§ Prompt:
Please filter the entries for the word "screenshot" and copy every line that has it.

*** Opening Material for this task ***

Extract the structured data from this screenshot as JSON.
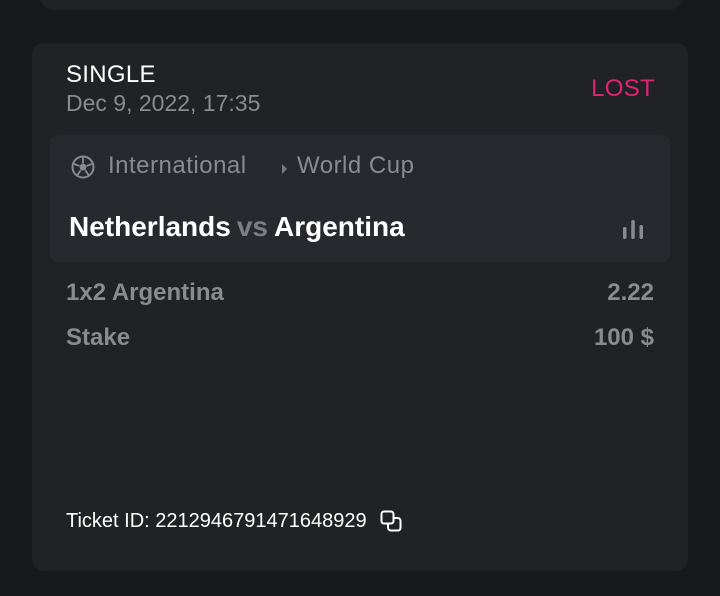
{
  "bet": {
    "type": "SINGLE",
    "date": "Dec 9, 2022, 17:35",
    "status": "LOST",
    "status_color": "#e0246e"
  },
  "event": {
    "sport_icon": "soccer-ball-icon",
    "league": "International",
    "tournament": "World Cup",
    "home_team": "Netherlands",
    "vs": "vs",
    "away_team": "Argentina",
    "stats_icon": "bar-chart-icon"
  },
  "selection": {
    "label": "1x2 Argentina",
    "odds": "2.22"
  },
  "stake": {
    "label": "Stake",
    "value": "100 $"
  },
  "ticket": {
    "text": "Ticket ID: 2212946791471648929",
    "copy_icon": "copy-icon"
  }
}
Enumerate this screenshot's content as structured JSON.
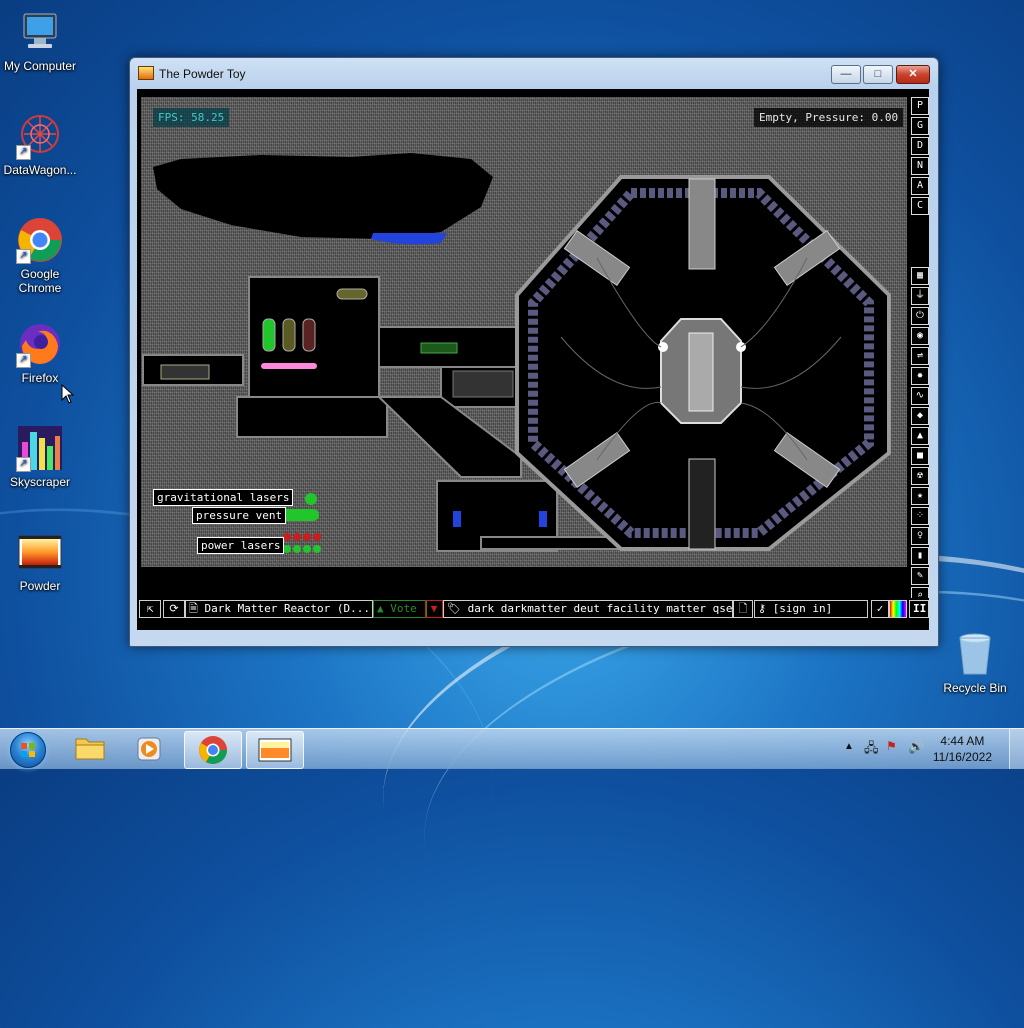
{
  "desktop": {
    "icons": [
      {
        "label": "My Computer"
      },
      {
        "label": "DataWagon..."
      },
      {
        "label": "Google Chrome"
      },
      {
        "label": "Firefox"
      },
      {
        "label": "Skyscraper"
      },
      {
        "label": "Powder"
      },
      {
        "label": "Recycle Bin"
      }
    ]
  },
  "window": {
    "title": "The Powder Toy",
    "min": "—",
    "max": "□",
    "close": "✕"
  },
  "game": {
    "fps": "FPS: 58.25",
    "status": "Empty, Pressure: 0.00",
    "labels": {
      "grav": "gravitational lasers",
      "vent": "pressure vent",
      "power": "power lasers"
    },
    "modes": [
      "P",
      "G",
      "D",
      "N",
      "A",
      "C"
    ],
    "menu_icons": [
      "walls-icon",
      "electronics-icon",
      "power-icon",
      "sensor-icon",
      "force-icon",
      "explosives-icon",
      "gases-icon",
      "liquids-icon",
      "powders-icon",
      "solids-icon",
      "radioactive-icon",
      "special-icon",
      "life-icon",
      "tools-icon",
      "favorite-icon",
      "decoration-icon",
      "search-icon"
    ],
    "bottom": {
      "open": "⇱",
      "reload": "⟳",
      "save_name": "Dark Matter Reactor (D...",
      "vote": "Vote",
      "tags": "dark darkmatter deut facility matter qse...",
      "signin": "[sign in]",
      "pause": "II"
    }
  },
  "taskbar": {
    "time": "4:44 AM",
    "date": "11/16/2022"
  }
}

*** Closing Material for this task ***

§ Answer for this exercise:
Extract the structured data from this screenshot as JSON.
Enumerate this screenshot's content as structured JSON.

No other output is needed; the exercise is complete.